Fargo student with endless elite college options decides to head west
FARGO — Stanford University has won the heart of one of the best young minds in the Fargo-Moorhead area.
Martin Altenburg, an 18-year-old senior at Fargo North High School, was accepted to all eight of the elite Ivy League schools, University of Chicago, California Institute of Technology, and several other top-flight institutions.
Acceptance at each of the Ivy League schools, which have some of America's choosiest admissions standards, is a rare academic feat that's drawn some national attention.
But leading the pack were the Massachusetts Institute of Technology and Stanford, Altenburg said. Decision day was Monday, May 1, and he picked Stanford to be the place he'd not only grow academically, but find himself as a person in California.
"If I went to MIT, I felt like I'd continue having the same personality," Altenburg said this week. "If I went to Stanford, I could take some time to find out who I am as a person."
He wants to study engineering—perhaps biological engineering—but he is still undecided.
His dreams include starting his own company.
"It would be really cool if I could be like a biomedical entrepreneur, just make things, engineer things," Altenburg said.
Other schools that wanted him on campus this fall were Rice University, the University of Minnesota and North Dakota State University, where Altenburg has already been taking classes, such as Calculus III.
But it was securing admission at all the Ivy schools that led to two stories about Altenburg on CNN. Business Insider, a news website, published his application essay in full, a description of his train of thought while on an eight-mile run that touches on violin concertos, "passive racism" and the bittersweet prospect of leaving his hometown.
His resume is as overflowing as his inbox.
While he enjoys math and physics, Altenburg also excels in music. He plays violin in the North orchestra and is the concertmaster. He also plays in the school's chamber orchestra, and Fargo Moorhead Area Youth Symphonies.
In the fall, he runs cross country. In the winter, he's on the swim team. This spring, he's running track.
He's on the student council, served as lieutenant governor for Key Club, is president of the school's environmental club, a past president of the Spanish Club, acts as a team captain in Science Olympiad and takes part in math competitions.
He also helped found the Fargo Youth Initiative.
Doing more than schoolwork has "made the high school experience more fun," he said.

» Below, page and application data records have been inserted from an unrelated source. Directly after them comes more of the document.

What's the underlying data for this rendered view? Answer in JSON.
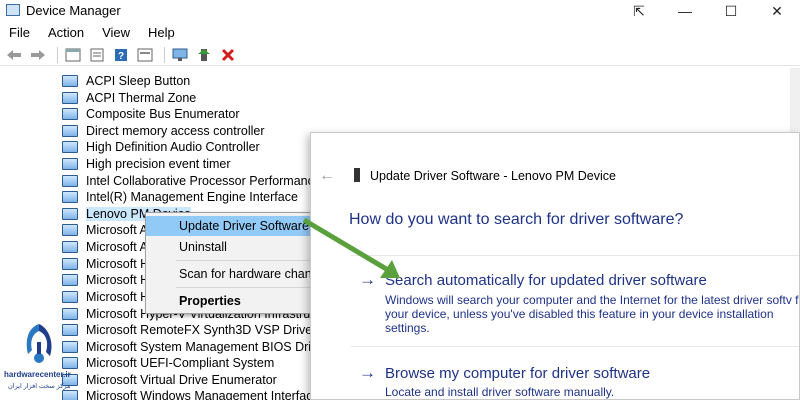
{
  "window": {
    "title": "Device Manager",
    "buttons": [
      "⇱",
      "—",
      "☐",
      "✕"
    ]
  },
  "menu": [
    "File",
    "Action",
    "View",
    "Help"
  ],
  "toolbar": {
    "icons": [
      "back-arrow-icon",
      "forward-arrow-icon",
      "show-hide-tree-icon",
      "properties-icon",
      "help-icon",
      "view-icon",
      "monitor-icon",
      "update-driver-icon",
      "uninstall-x-icon"
    ]
  },
  "tree": {
    "items": [
      "ACPI Sleep Button",
      "ACPI Thermal Zone",
      "Composite Bus Enumerator",
      "Direct memory access controller",
      "High Definition Audio Controller",
      "High precision event timer",
      "Intel Collaborative Processor Performance",
      "Intel(R) Management Engine Interface",
      "Lenovo PM Device",
      "Microsoft A",
      "Microsoft A",
      "Microsoft H",
      "Microsoft H",
      "Microsoft H",
      "Microsoft Hyper-V Virtualization Infrastru",
      "Microsoft RemoteFX Synth3D VSP Driver",
      "Microsoft System Management BIOS Drive",
      "Microsoft UEFI-Compliant System",
      "Microsoft Virtual Drive Enumerator",
      "Microsoft Windows Management Interfac"
    ],
    "selected_index": 8
  },
  "context_menu": {
    "items": [
      "Update Driver Software...",
      "Uninstall",
      "Scan for hardware chang",
      "Properties"
    ],
    "highlighted_index": 0
  },
  "dialog": {
    "back": "←",
    "title": "Update Driver Software - Lenovo PM Device",
    "question": "How do you want to search for driver software?",
    "options": [
      {
        "arrow": "→",
        "title": "Search automatically for updated driver software",
        "description": "Windows will search your computer and the Internet for the latest driver softv for your device, unless you've disabled this feature in your device installation settings."
      },
      {
        "arrow": "→",
        "title": "Browse my computer for driver software",
        "description": "Locate and install driver software manually."
      }
    ]
  },
  "watermark": {
    "name": "hardwarecenter.ir",
    "tagline": "مرکز سخت افزار ایران"
  },
  "colors": {
    "link_blue": "#1e3287",
    "selection": "#cce8ff",
    "menu_highlight": "#91c9f7",
    "annotation_arrow": "#5aa03c"
  }
}
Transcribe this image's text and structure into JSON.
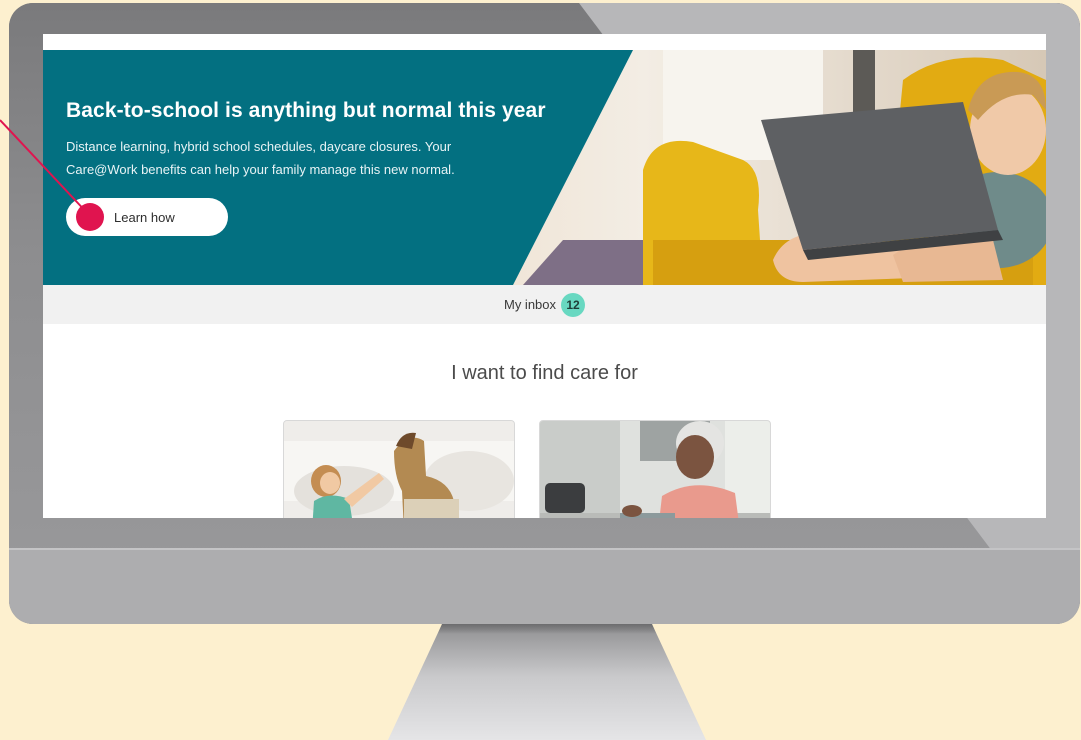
{
  "hero": {
    "title": "Back-to-school is anything but normal this year",
    "subtitle": "Distance learning, hybrid school schedules, daycare closures. Your Care@Work benefits can help your family manage this new normal.",
    "cta_label": "Learn how"
  },
  "inbox": {
    "label": "My inbox",
    "count": "12"
  },
  "care": {
    "heading": "I want to find care for"
  },
  "colors": {
    "hero_panel": "#037081",
    "badge": "#68d8c1",
    "annotation": "#e0144f",
    "background": "#fdf0cf"
  }
}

His mother, Kris Altenburg, said she saw her son's promise early, particularly in mathematics. As a young boy, he'd read math textbooks in the basement, according to one of the CNN stories.
"I knew that he was going to excel and do really well," she said. "We knew he was gifted from a young age.

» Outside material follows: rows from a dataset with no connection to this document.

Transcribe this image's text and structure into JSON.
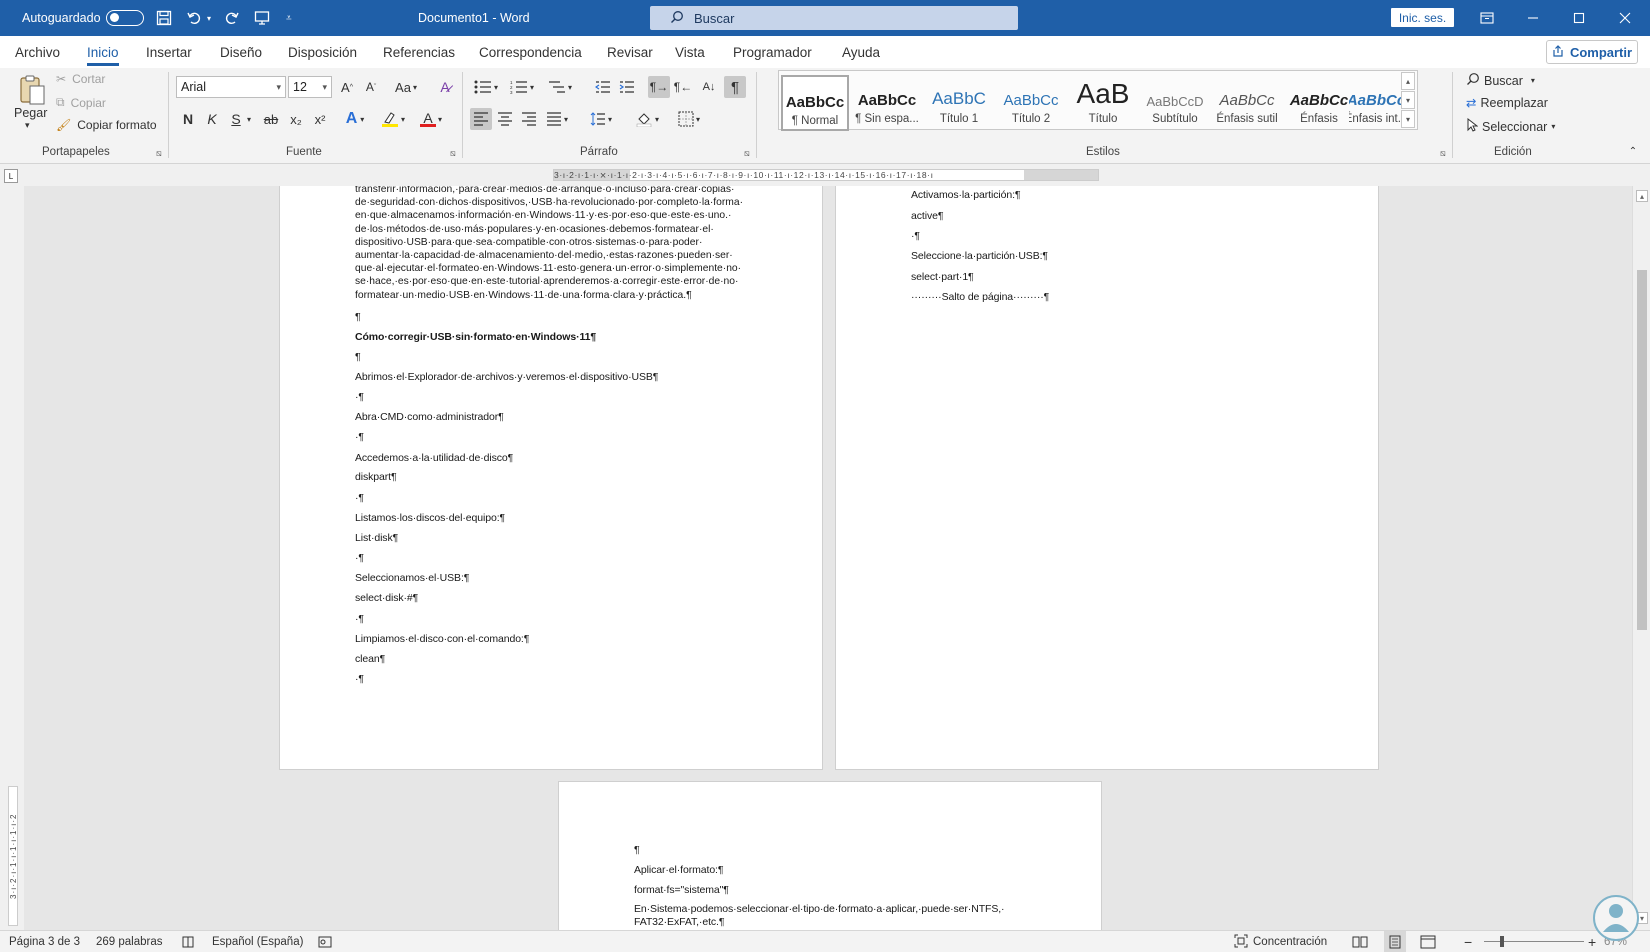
{
  "titlebar": {
    "autosave_label": "Autoguardado",
    "doc_title": "Documento1  -  Word",
    "search_placeholder": "Buscar",
    "signin_label": "Inic. ses.",
    "save_icon": "save-icon",
    "undo_icon": "undo-icon",
    "redo_icon": "redo-icon"
  },
  "tabs": [
    "Archivo",
    "Inicio",
    "Insertar",
    "Diseño",
    "Disposición",
    "Referencias",
    "Correspondencia",
    "Revisar",
    "Vista",
    "Programador",
    "Ayuda"
  ],
  "share_label": "Compartir",
  "ribbon": {
    "clipboard": {
      "paste": "Pegar",
      "cut": "Cortar",
      "copy": "Copiar",
      "format_painter": "Copiar formato",
      "label": "Portapapeles"
    },
    "font": {
      "name": "Arial",
      "size": "12",
      "label": "Fuente",
      "bold": "N",
      "italic": "K",
      "underline": "S",
      "strike": "ab",
      "sub": "x₂",
      "sup": "x²",
      "case": "Aa"
    },
    "paragraph": {
      "label": "Párrafo"
    },
    "styles": {
      "label": "Estilos",
      "items": [
        {
          "preview": "AaBbCc",
          "name": "¶ Normal"
        },
        {
          "preview": "AaBbCc",
          "name": "¶ Sin espa..."
        },
        {
          "preview": "AaBbC",
          "name": "Título 1"
        },
        {
          "preview": "AaBbCc",
          "name": "Título 2"
        },
        {
          "preview": "AaB",
          "name": "Título"
        },
        {
          "preview": "AaBbCcD",
          "name": "Subtítulo"
        },
        {
          "preview": "AaBbCc",
          "name": "Énfasis sutil"
        },
        {
          "preview": "AaBbCc",
          "name": "Énfasis"
        },
        {
          "preview": "AaBbCc",
          "name": "Énfasis int..."
        }
      ]
    },
    "editing": {
      "label": "Edición",
      "find": "Buscar",
      "replace": "Reemplazar",
      "select": "Seleccionar"
    }
  },
  "ruler_text": "3·ı·2·ı·1·ı·⨯·ı·1·ı·2·ı·3·ı·4·ı·5·ı·6·ı·7·ı·8·ı·9·ı·10·ı·11·ı·12·ı·13·ı·14·ı·15·ı·16·ı·17·ı·18·ı",
  "vruler_text": "3·ı·2·ı·1·ı·1·ı·1·ı·2",
  "page1": {
    "intro_lines": [
      "transferir·información,·para·crear·medios·de·arranque·o·incluso·para·crear·copias·",
      "de·seguridad·con·dichos·dispositivos,·USB·ha·revolucionado·por·completo·la·forma·",
      "en·que·almacenamos·información·en·Windows·11·y·es·por·eso·que·este·es·uno.·",
      "de·los·métodos·de·uso·más·populares·y·en·ocasiones·debemos·formatear·el·",
      "dispositivo·USB·para·que·sea·compatible·con·otros·sistemas·o·para·poder·",
      "aumentar·la·capacidad·de·almacenamiento·del·medio,·estas·razones·pueden·ser·",
      "que·al·ejecutar·el·formateo·en·Windows·11·esto·genera·un·error·o·simplemente·no·",
      "se·hace,·es·por·eso·que·en·este·tutorial·aprenderemos·a·corregir·este·error·de·no·",
      "formatear·un·medio·USB·en·Windows·11·de·una·forma·clara·y·práctica.¶"
    ],
    "pilcrow_1": "¶",
    "heading": "Cómo·corregir·USB·sin·formato·en·Windows·11¶",
    "pilcrow_2": "¶",
    "line_1": "Abrimos·el·Explorador·de·archivos·y·veremos·el·dispositivo·USB¶",
    "pilcrow_3": "·¶",
    "line_2": "Abra·CMD·como·administrador¶",
    "pilcrow_4": "·¶",
    "line_3": "Accedemos·a·la·utilidad·de·disco¶",
    "line_4": "diskpart¶",
    "pilcrow_5": "·¶",
    "line_5": "Listamos·los·discos·del·equipo:¶",
    "line_6": "List·disk¶",
    "pilcrow_6": "·¶",
    "line_7": "Seleccionamos·el·USB:¶",
    "line_8": "select·disk·#¶",
    "pilcrow_7": "·¶",
    "line_9": "Limpiamos·el·disco·con·el·comando:¶",
    "line_10": "clean¶",
    "pilcrow_8": "·¶"
  },
  "page2": {
    "line_1": "Activamos·la·partición:¶",
    "line_2": "active¶",
    "pilcrow_1": "·¶",
    "line_3": "Seleccione·la·partición·USB:¶",
    "line_4": "select·part·1¶",
    "page_break": "·········Salto de página·········¶"
  },
  "page3": {
    "pilcrow_1": "¶",
    "line_1": "Aplicar·el·formato:¶",
    "line_2": "format·fs=\"sistema\"¶",
    "line_3": "En·Sistema·podemos·seleccionar·el·tipo·de·formato·a·aplicar,·puede·ser·NTFS,·",
    "line_4": "FAT32·ExFAT,·etc.¶"
  },
  "statusbar": {
    "page": "Página 3 de 3",
    "words": "269 palabras",
    "language": "Español (España)",
    "focus": "Concentración",
    "zoom": "67%"
  },
  "colors": {
    "titlebar": "#1f5fa8",
    "accent": "#1f5fa8"
  }
}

He's like a typical teen when it comes to keeping his room clean, she said, but his school work has always been "very organized," as was his college search.

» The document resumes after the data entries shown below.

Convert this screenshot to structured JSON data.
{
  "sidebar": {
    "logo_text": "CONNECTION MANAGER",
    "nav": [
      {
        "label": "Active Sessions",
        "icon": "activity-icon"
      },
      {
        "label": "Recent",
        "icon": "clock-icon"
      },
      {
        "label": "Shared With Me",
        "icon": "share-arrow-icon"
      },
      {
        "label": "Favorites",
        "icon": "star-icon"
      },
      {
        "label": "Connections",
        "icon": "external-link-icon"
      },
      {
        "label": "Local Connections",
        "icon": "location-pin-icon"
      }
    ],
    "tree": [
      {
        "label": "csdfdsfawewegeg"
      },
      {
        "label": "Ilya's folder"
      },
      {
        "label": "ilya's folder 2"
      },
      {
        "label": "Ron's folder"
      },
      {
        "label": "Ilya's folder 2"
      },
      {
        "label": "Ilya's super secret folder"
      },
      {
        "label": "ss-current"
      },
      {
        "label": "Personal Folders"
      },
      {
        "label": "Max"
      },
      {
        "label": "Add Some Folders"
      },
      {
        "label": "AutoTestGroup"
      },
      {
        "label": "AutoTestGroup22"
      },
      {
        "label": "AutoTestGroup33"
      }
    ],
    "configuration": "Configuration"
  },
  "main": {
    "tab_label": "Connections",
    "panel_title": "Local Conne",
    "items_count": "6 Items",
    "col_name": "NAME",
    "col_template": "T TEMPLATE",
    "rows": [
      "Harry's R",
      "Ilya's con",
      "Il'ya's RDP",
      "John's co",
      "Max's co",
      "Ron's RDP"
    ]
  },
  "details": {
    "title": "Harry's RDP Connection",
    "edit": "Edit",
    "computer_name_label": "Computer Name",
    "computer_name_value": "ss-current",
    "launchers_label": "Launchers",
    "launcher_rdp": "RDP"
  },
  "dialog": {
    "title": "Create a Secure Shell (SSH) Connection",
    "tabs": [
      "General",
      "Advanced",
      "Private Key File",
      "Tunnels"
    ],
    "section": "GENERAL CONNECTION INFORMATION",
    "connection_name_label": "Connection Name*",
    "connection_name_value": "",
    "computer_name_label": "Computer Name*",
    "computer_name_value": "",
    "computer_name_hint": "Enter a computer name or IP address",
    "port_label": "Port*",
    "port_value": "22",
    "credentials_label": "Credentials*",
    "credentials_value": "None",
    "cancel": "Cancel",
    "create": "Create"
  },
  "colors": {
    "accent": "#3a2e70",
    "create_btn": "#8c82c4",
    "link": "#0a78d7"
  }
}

"He just kind of would come out and say I'm going to visit CalTech in two weeks, that sort of thing," she said. "Those kind of things didn't surprise me."
In his junior year, Altenburg said he took five Advanced Placement classes and studied on his own for a sixth. He ended up earning top scores of 5 on each exam to earn college credit. On his ACT test, he scored a 35 out of a possible 36.
He's now busy catching up on the coursework he missed while visiting schools, as well as taking several more Advanced Placement exams.
When those are out of the way, "It will be sort of fun. I'll go to high school for fun. It's like a lot of the last four years I've been focusing a lot on academics," Altenburg said.
But the big decision, the stressful decision, is out of the way.
Stanford is his next step in his journey of discovery.
"I think in the end I made the right decision," Altenburg said.